Washington Times Looks at Impact of Undocumented Immigrants on Border Hospitals
The Washington Times today examines the impact undocumented immigrants have on hospitals along the U.S.-Mexican border in the second of a five-part series on immigration. Dozens of hospitals in Texas, New Mexico, Arizona and California have closed or are facing bankruptcy because of losses related to providing uncompensated care to undocumented immigrants. The Times reports that the problem for hospitals has been exacerbated by a policy initiated in 1994 by the U.S. Border Patrol that aimed to control the number of undocumented immigrants coming into the United States through urban areas along the border. As a result, the path of undocumented immigrants shifted to more remote areas along the border, according to a report by the General Accounting Office.
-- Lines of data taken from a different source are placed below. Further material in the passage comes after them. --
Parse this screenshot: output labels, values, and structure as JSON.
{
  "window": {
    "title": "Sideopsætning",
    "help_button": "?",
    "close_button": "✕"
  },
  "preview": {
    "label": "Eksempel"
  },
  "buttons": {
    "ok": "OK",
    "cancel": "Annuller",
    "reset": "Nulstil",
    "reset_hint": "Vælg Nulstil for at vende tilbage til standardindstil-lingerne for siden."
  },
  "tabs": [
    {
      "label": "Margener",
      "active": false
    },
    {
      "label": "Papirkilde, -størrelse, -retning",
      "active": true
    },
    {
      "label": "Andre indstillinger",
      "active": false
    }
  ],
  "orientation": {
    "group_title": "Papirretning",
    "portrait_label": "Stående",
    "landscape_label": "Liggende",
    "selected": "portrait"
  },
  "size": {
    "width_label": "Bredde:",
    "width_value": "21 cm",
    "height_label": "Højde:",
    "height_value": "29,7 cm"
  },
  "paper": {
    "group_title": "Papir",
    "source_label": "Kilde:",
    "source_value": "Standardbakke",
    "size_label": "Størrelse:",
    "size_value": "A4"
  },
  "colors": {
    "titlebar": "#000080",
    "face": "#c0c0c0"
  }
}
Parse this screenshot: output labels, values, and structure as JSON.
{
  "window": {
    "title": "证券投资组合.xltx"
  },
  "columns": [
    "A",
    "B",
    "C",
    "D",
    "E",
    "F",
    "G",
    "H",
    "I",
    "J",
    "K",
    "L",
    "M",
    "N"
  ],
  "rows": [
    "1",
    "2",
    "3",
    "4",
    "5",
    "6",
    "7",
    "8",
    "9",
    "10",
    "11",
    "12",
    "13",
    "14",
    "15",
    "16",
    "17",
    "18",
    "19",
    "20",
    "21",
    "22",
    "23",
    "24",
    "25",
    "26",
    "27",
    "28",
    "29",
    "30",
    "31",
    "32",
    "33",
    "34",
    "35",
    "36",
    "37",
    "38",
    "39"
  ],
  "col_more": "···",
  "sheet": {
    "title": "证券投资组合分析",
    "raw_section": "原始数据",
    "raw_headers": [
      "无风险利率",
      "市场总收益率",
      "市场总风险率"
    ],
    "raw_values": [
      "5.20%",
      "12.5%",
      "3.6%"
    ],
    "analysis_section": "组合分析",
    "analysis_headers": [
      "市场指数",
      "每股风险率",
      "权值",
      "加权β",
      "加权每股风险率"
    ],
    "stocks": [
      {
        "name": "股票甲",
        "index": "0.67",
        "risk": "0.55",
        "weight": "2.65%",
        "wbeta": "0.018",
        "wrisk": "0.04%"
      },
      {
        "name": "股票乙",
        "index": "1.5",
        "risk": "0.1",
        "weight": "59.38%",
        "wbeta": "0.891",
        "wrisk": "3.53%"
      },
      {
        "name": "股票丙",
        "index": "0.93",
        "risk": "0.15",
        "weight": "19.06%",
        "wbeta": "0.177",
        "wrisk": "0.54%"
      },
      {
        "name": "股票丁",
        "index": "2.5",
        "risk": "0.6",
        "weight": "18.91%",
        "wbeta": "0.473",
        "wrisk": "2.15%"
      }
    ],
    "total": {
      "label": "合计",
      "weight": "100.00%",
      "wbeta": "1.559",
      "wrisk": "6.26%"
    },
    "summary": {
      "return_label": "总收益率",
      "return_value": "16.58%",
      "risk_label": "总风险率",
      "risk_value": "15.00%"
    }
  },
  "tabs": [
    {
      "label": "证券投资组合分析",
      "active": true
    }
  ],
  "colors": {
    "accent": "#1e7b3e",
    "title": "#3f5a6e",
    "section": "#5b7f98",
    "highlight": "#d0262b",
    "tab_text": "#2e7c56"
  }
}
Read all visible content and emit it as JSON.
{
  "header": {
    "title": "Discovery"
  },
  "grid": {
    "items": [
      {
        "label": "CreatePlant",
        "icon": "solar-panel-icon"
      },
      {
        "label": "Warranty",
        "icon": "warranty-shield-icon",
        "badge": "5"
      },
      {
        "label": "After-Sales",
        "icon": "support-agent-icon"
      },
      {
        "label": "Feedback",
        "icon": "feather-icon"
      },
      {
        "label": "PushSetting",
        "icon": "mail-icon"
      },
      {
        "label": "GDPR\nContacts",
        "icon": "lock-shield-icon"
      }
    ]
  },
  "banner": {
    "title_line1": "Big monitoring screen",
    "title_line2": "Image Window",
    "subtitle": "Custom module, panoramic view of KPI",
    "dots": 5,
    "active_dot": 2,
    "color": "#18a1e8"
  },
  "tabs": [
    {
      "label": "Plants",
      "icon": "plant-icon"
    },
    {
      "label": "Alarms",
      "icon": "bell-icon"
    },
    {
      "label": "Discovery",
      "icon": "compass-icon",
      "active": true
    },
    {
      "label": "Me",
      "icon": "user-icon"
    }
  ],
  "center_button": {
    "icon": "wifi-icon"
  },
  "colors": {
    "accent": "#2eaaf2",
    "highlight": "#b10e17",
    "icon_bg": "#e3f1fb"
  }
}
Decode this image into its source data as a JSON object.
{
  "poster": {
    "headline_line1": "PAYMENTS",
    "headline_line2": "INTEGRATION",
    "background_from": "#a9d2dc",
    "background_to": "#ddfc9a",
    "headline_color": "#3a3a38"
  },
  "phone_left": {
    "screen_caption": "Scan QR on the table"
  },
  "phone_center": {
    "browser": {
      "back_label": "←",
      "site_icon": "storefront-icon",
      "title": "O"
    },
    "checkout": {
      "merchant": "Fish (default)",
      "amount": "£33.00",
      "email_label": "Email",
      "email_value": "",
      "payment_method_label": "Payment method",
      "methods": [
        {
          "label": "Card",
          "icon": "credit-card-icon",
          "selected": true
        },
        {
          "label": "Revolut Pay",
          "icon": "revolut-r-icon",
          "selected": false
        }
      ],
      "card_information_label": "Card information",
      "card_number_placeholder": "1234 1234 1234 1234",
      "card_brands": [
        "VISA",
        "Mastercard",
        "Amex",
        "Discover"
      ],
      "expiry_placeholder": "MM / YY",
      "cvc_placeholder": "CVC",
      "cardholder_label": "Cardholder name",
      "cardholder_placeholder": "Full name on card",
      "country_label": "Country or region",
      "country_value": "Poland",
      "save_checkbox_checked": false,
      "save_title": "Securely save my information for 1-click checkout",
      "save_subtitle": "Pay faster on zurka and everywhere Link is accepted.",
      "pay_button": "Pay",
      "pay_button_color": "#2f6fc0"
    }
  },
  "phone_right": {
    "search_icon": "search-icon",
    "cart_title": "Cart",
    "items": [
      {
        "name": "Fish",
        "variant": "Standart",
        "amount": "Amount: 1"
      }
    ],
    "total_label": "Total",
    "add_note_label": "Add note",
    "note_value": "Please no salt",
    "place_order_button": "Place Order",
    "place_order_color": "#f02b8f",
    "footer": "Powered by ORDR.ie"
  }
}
The harsh terrain and weather in such areas forces thousands of undocumented immigrants to seek treatment at local hospitals. The Times reports the hospitals often must pay for treatment of undocumented immigrants because the Border Patrol only covers medical expenses for immigrants in its custody who are considered illegal. Typically, the Border Patrol transports immigrants to hospitals before arresting them, which means hospitals are responsible for treatment costs. Hospitals with emergency facilities are required to provide treatment to anyone who shows up there for care; the federal government "has been silent" on who pays for care of undocumented immigrants, the Times reports.
Reps. Jim Kolbe (R-Ariz.) and Ed Pastor (D-Ariz.) are sponsoring legislation that would create a pilot program under which HHS could reimburse health facilities and other providers for giving undocumented immigrants emergency treatment. In addition, Sen. Jon Kyl (R-Ariz.) is sponsoring a bill that would provide border states with $200 million each year in reimbursement for the cost of treating undocumented immigrants (Seper, Washington Times, 9/24). In an accompanying article, the Times features the Border Patrol's Search Trauma and Rescue Team, or Borstar, which tracks "distressed" people along the border and provides emergency medical care (Seper, Washington Times, 9/24).This is part of the California Healthline Daily Edition, a summary of health policy coverage from major news organizations. Sign up for an email subscription.